Long-term exposure to severe air pollution increases mortality, but whether long-term exposure to levels below established limits also impacts health is unknown.
In a recent publication in the Lancet, a large consortium grouping 22 European cohorts aimed at assessing the effects of long-term exposure to air pollution. The authors followed more than 350,000 participants for an average of almost 14 years, and collected more than 29’000 deaths from natural causes (violent deaths such as suicides were excluded). A considerable effort was undertaken to standardise all the data collected and to take into account average air pollution, the participant’s address and its vicinity to road traffic. The analysis was performed taking into account participants characteristics that might have blurred the association between air pollution and mortality, such as smoking, presence of disease, healthy eating, obesity, education... Among all air pollutants studied, the authors found that an increase of 5 micrograms per cubic meter of air of particulate matter (PM) with diameters of less than 2.5 micrometers (one thousandth of millimetre – PM2.5) increased mortality by 7%. This increase was observed irrespective of the country and, most importantly, this increase was found even in the Nordic countries, where pollution levels were the lowest. Apparently, no increase was found regarding mortality due to cardiovascular diseases, but more information will follow.
PM2.5 comes mainly from combustion activities such as motor engines, power plants and domestic activities such as wood or charcoal burning. Depending on the country, the main source of PM2.5 might differ, making global recommendations difficult.
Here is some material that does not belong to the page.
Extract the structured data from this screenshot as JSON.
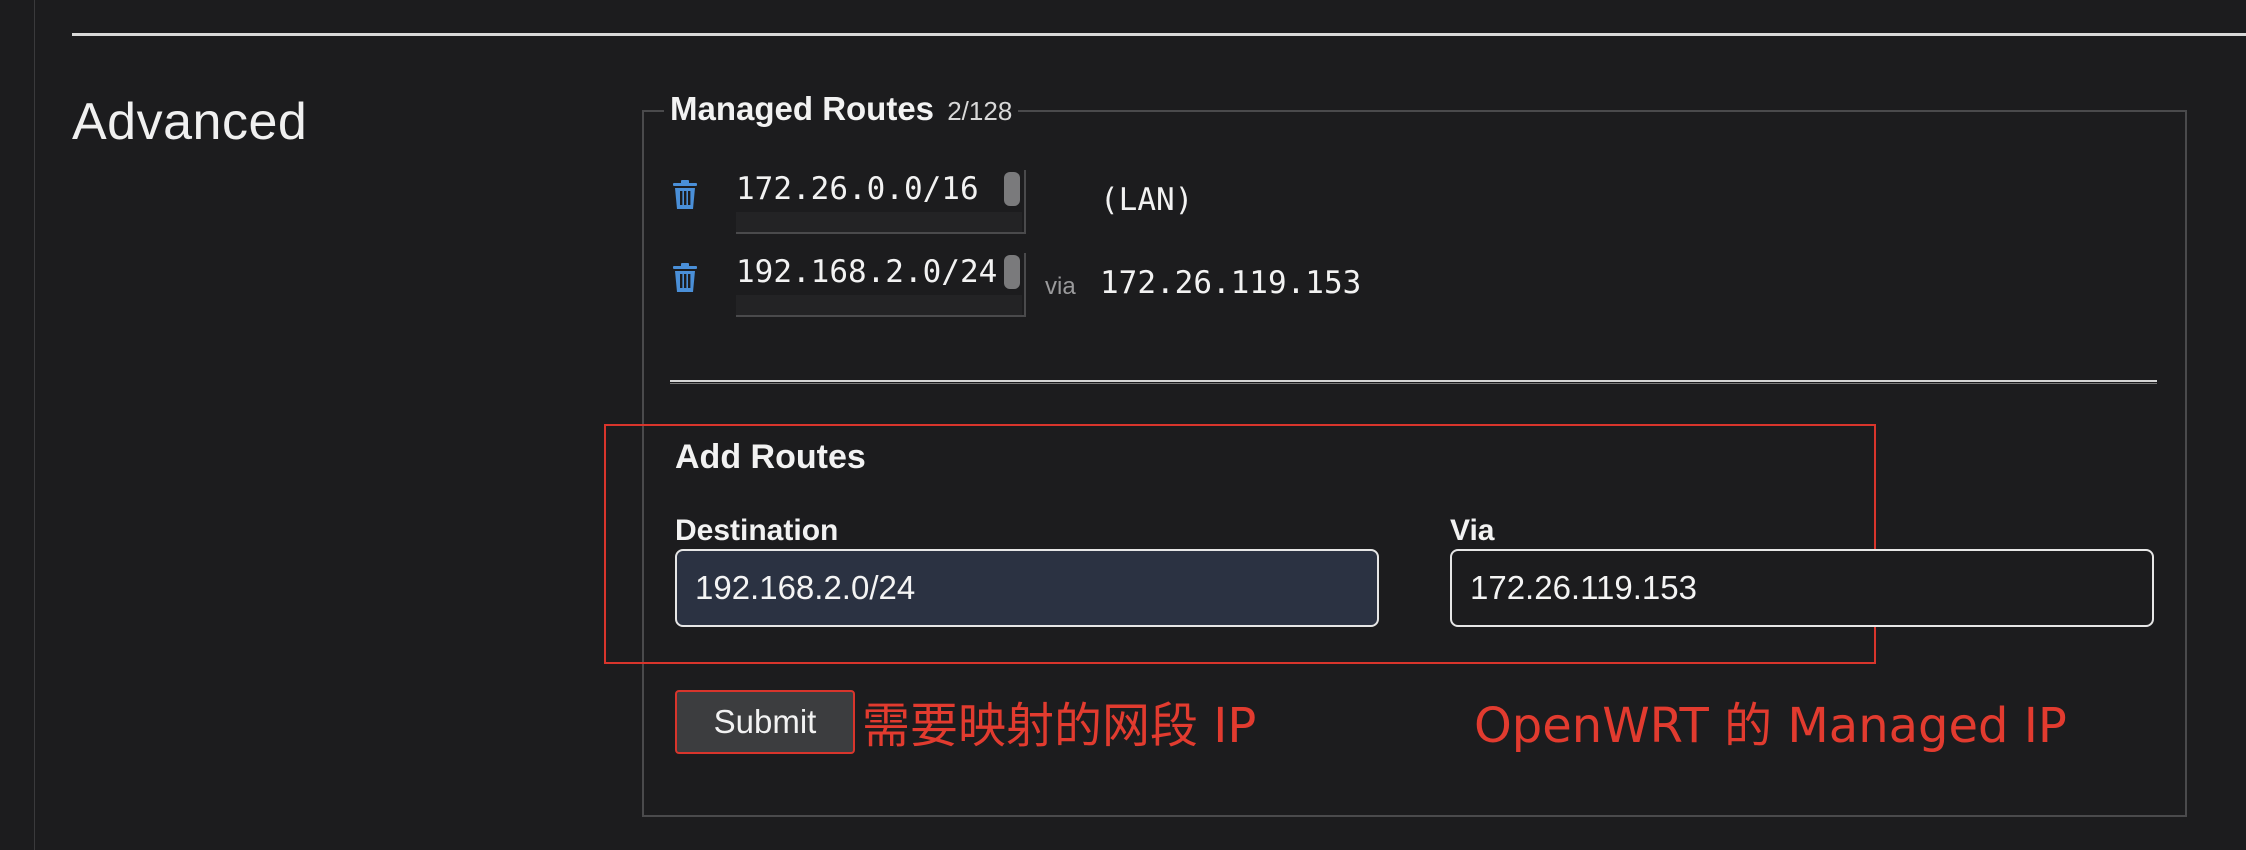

Still, this study shows that there is no “safe” limit for air pollutants and that tight control of air pollution levels is advisable for the benefit of both environmental and human health.